**Work required**
Show all lines below holding the string "JSON".

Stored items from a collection

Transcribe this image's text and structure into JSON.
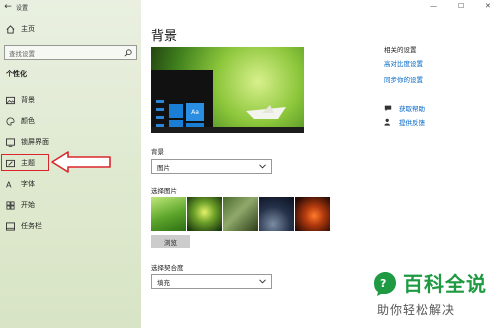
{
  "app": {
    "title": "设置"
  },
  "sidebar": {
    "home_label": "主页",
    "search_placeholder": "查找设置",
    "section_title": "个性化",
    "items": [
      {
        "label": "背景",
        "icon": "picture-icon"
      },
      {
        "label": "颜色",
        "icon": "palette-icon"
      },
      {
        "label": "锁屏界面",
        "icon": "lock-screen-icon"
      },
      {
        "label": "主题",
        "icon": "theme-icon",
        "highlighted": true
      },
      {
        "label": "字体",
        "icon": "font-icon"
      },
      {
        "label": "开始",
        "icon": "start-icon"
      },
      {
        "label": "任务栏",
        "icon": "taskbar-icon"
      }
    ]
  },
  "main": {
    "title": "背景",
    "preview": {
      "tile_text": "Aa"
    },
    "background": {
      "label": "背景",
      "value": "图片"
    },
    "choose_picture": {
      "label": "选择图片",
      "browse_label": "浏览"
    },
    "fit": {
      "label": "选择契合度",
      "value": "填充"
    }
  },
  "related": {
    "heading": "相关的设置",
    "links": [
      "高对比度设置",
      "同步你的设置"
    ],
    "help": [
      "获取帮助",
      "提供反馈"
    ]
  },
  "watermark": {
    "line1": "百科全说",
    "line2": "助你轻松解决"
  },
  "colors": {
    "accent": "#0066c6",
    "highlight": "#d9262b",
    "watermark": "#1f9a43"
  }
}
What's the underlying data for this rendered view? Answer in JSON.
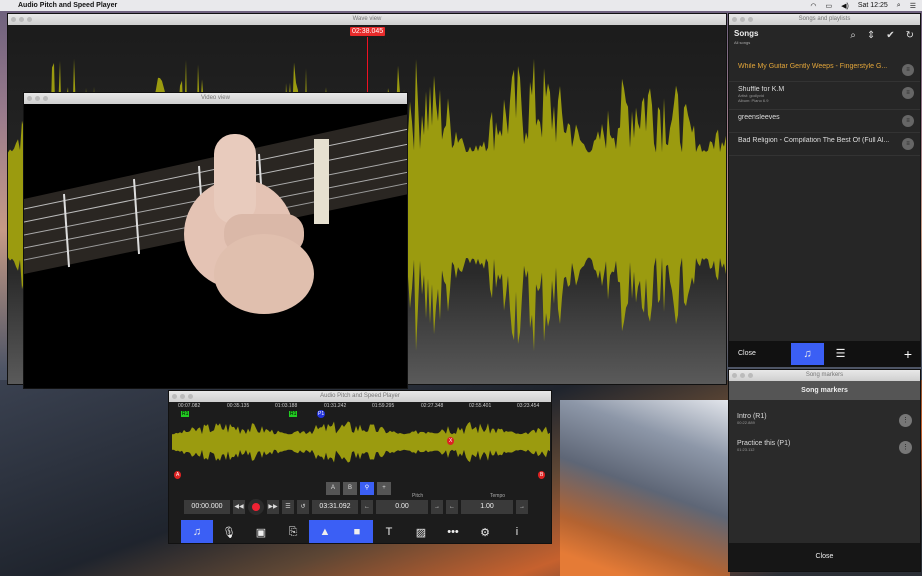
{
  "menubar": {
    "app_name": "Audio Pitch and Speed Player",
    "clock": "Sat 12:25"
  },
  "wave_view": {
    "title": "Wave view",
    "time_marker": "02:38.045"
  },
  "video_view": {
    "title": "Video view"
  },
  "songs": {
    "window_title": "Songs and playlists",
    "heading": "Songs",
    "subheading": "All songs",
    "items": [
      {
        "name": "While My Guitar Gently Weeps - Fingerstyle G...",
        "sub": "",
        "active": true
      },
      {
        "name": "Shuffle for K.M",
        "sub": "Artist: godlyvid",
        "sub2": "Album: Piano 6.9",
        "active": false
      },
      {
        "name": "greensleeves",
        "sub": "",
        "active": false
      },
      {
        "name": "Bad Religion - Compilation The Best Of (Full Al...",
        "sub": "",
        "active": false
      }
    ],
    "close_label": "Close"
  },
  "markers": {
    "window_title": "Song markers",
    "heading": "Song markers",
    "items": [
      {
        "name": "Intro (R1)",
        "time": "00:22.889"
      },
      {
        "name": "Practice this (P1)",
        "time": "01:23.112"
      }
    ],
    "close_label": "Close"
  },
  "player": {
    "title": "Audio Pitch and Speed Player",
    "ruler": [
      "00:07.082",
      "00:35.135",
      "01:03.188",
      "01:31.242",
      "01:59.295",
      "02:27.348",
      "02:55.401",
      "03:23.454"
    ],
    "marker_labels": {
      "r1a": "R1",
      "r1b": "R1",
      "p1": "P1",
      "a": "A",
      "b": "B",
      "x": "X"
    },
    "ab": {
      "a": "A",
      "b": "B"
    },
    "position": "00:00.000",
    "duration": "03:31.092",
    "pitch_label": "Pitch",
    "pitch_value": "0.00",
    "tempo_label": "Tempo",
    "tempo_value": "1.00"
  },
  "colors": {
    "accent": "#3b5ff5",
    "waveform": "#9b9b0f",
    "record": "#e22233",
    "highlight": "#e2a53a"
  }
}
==
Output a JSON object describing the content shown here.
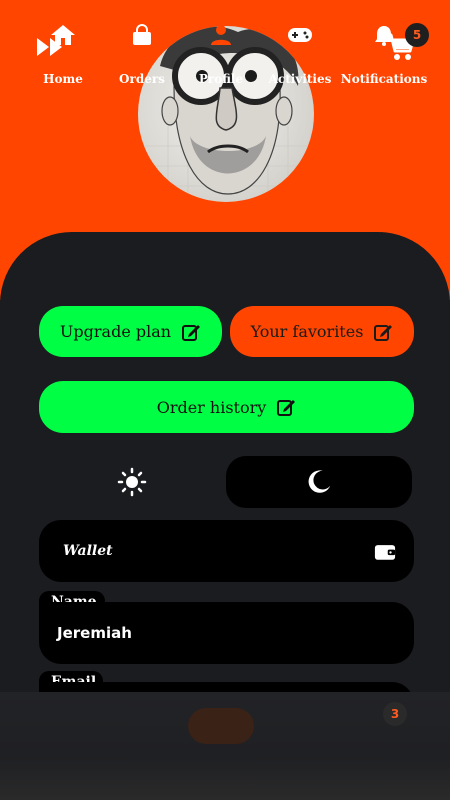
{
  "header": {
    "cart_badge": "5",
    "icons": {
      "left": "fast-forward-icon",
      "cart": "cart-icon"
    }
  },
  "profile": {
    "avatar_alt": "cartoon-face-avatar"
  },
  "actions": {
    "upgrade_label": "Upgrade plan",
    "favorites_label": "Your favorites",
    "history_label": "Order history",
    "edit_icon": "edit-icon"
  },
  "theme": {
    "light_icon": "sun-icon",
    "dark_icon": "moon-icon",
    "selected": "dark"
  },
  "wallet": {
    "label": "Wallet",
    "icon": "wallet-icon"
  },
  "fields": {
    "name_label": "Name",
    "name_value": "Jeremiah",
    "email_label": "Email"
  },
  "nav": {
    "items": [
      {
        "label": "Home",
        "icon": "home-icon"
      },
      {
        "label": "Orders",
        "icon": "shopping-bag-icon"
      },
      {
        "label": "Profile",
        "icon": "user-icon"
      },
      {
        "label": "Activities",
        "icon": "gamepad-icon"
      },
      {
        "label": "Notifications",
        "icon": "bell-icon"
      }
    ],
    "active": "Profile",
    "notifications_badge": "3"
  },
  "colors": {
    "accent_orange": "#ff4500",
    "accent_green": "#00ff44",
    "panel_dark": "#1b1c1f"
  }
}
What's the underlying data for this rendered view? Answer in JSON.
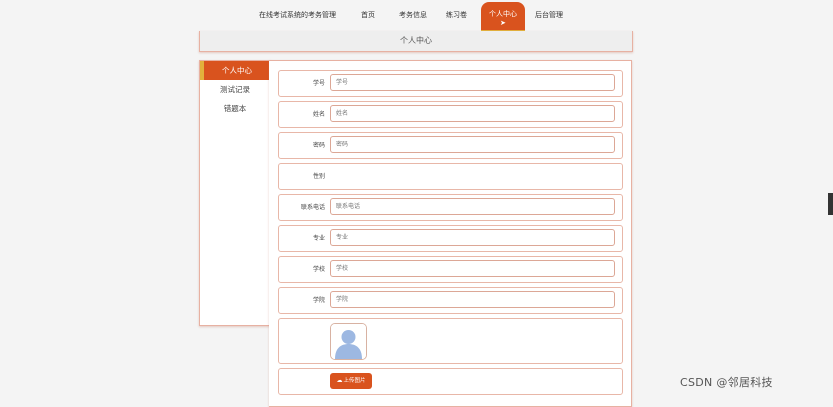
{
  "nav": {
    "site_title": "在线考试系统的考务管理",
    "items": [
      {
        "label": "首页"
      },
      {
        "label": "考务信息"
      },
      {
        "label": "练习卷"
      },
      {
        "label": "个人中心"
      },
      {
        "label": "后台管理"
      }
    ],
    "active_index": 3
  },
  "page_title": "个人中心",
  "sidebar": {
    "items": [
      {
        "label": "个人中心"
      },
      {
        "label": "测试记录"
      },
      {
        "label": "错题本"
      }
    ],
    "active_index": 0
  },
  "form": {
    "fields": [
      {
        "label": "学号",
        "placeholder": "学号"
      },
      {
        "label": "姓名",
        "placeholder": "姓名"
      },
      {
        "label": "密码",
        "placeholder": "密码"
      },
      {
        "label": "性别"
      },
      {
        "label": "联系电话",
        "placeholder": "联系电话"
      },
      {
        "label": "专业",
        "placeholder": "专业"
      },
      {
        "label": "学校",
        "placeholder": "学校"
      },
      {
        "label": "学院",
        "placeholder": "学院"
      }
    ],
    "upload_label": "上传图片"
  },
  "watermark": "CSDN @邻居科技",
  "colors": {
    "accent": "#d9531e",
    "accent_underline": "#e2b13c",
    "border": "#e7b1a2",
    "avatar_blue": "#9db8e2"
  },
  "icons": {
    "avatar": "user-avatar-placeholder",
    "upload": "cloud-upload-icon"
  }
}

**Output for this task**
Transcribe this image's text and structure into JSON.
What's the underlying data for this rendered view? Answer in JSON.
Output a JSON object describing the content shown here.
What's the underlying data for this rendered view? Answer in JSON.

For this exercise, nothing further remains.